Despite its age, the sales of the Dodge Challenger are great. It frequently outsells its main competitors, the Mustang and Camaro. Combine those sales with the even higher sales of its sedan cousin, the Dodge Charger, and we’re talking about a lot of cars. Contributing to the Challenger’s popularity is the availability of an all-wheel-drive system – it’s the only muscle car such available.
I drove the AWD Challenger several times. First at a snow-covered karting track when it launched, and later on snow-covered streets. Each time I was impressed with its traction and winter handling, despite being shod with all-season tires. Still there was one thing lacking on this muscle car; actual muscle.
The AWD Challenger and Charger (excluding the V8 Charger cop car) are only available with a V6 engine and an eight speed automatic transmission. The Pentastar V6, with its 305 horsepower, is no slouch, but it’s no V8 either. And, damn it, call me old fashion, but I do believe that a proper muscle car must have a damn V8 under its hood.
And now, the V8 all-wheel-drive Challenger may be a thing…
While on his ski vacation in Breckenridge, the Official Hooniverse Spy Photographer™ pulled up to a traffic light behind this white Challenger. At first, there was nothing intriguing about, just a white Challenger with a Bumble Bee logo, indicating the presence of a 6.4-liter V8 engine. But then he noticed an odd yellow sticker on the top left side of the back window. Then he noticed the Michigan manufacturer license plate. And then he noticed a very unfinished dual exhaust system.
And then the light turned green.
And the Challenger took off, making a left turn with a dab of oversteer. The sound of the big V8 was present, as was the oomph, too. But during the whole mini-drift process, the Challenger remained composed. Too composed, despite the slippery roads. It grabbed the road and just went as if… as if it was all wheel drive.
Everyone who ever drove the all-wheel-drive Challenger GT, as Dodge calls it, said it needs a V8. I asked a Chrysler powertrain engineer about it too. His answer was that no V8 could be mated to the eight-speed automatic and all-wheel drive system. To which I mentioned the Dodge Durango and the Jeep Grand Cherokee (the cop car Charger has the 5.7-liter V8 mated to a very old five-speed transmission). But then I was told that the package wouldn’t fit into the Charger/Challenger chassis configuration. At that point I stopped asking questions.
Breckenridge in March is a nice place and a great location to finish up the testing of an existing car designed for winter driving.

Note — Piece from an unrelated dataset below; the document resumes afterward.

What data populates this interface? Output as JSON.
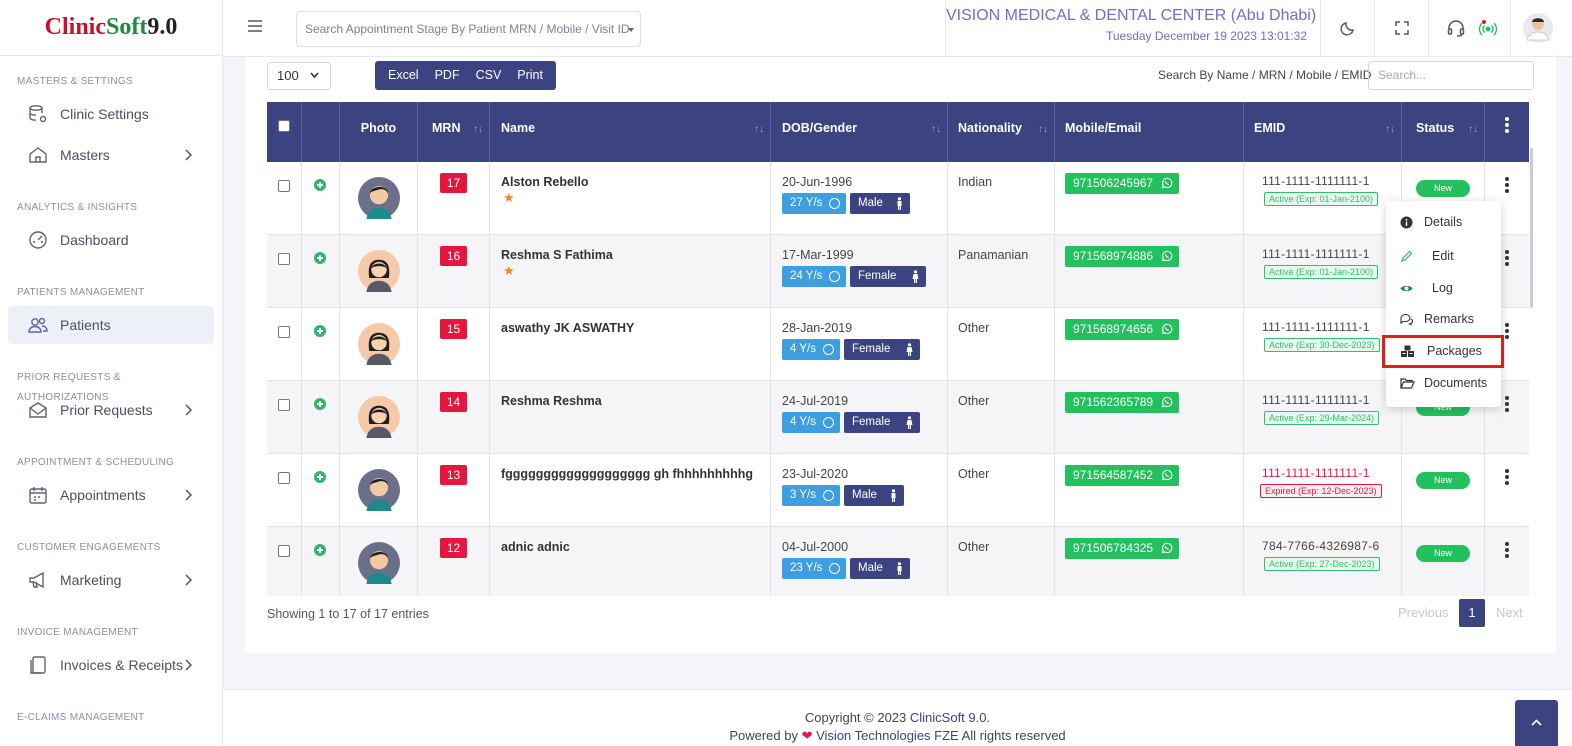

We don’t know what kind of tires this test vehicle was on but I would bet it’s high performance all-seasons. When I first test drove the Challenger GT on the snow-covered track I asked a Dodge rep why didn’t they equip the cars with winter tires. His response was that they’re not trying to sell tires to people, they’re selling cars. Fair point.
It would be a huge mistake for Dodge not to offer the V8 AWD versions of the Challenger and the Charger. They have the hardware, it’s a matter of just making it fit. And that hardware is beefy enough to support the 707-horsepower Hellcat engine in the Grand Cherokee Trackhawk, so why the hell not? Heck, while there give the Hellcat the AWD system, too!
All images copyright Kamil Kaluski/Hooniverse 2018.